  • P. Boyeldieu, "vestiges de suffixes des classes nominales dans les langues du groupe boua (Tchad, Adamawa-13 de J. H. Greenberg)" – Current Approaches to African Linguistics, vol. 2 (J. Kaye, H. Koopman, D. Sportiche and A. Dugas, eds.) – Dordrecht/Cinnaminson, Foris Publications, pp. 3–15.
  • P. Boyeldieu & C. Seignobos, Contribution à l'étude du pays niellim, Université du Tchad / INTSH, N'djamena, 1974. Includes word lists for Kwa Tchini (Niellim dialect) and Kwa Perim (Tunia dialect).
  • P. Boyeldieu. "Vestiges de suffixes de classes nominales dans les langues du groupe boua (Tchad, Adamawa-13 de J.H. Greenberg)" in Current Approaches to African Linguistics (Actes du 13ème Colloque Annuel de Linguistique Africaniste, Montréal, Canada). Dordrecht: Foris Publications, 1983, p. 3-15. Coll.

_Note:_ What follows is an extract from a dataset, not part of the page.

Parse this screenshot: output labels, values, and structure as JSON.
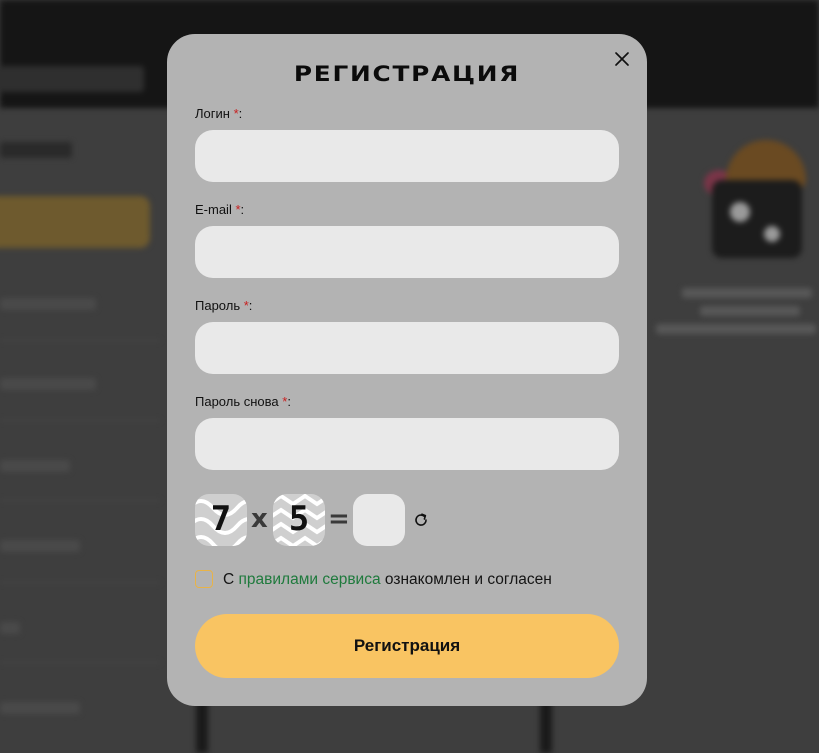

Publications in African languages and linguistics.
  • M. Gaudefroy-Demombynes, Documents sur les langues de l'Oubangui-Chari, Paris, 1907. Includes (pp. 107–122) a 200-word comparative list of Bua, Niellim, Fanian, and Tunia, with a brief grammar and some phrases collected by Decorse.
  • A. Joly, Le canton de Boli, 1935, N'djamena archives W-52/19. Contains some 200 Fanian and Bolgo words (pp. 43–50.)
  • J. Lukas, Zentralsudanisches Studien, Hamburg, Friedrichsen, de Gruyter & Cie, 1937. Gives the wordlists of Nachtigal, zu Mecklenburg, Barth, and Gaudefroy-Demombynes for Bua (~400 words), Niellim (~200 words), and Koke (~100 words).
  • P. Palayer, "Notes sur les Noy du Moyen-Chari (Tchad)", Les langues du groupe Boua, N'djamena, I.N.S.H., "Etudes et documents tchadiens", Série C (Linguistique), no. 2, pp. 196–219. Elements of Noy, plus a 50-word comparative list of Noy, Niellim (2 dialects), Tunia, Iro Gula.
  • Gen. de Rendinger, "Contribution à l'étude des langues nègres du Centre Africain", Journal de la Société des Africanistes, XIX-II, 1949, pp. 143–194. Includes examples and grammatical information on Bolgo varieties and Zan Gula.
  • A. N. Tucker & M. A. Bryan, The Non-Bantu Languages of North-Eastern Africa, Handbook of African Languages, part III, Oxford University Press for International African Institute, 1956. Includes an over-inclusive list of Bua languages, a grammatical summary of Bua, Tunia, and Niellim based on existing fieldwork, and a brief comparative wordlist for Day.

Specific languages[edit]

See Niellim, Gula Iro for works on those languages.

  • P. A. Benton, Languages and Peoples of Bornu Vol. I, Frank Cass & Co:London 1912 (1st ed.)/1968 (2nd ed.) Gives Barth's unpublished vocabulary of Bua on pp. 78–130.
  • P. Boyeldieu, La langue lua ("niellim") (Groupe Boua – Moyen-Chari, Tchad) Phonologie – Morphologie – Dérivation verbale. Descriptions des langues et monographes ethnologuistiques, 1. Cambridge University Press & Editions de la Maison des Sciences de l'Homme for SELAF. Paris 1985. ISBN 0-521-27069-3 (CUP). (A major source for this bibliography.)
  • Faris, David and Marba Meundeung. 1993. Etude sociolinguistique de la langue bon goula[permanent dead link]. SIL Chad. Includes wordlist.
  • J. Mouchet, "Contribution à l'étude du Gula (Tchad)", Bulletin de l'IFAN, vol. XX, series B, no. 3-4, 1958, pp. 593–611. On Bon Gula.
  • P. Palayer, Esquisse phonologique du Tounia, INSH, 1974 (?).

External links[edit]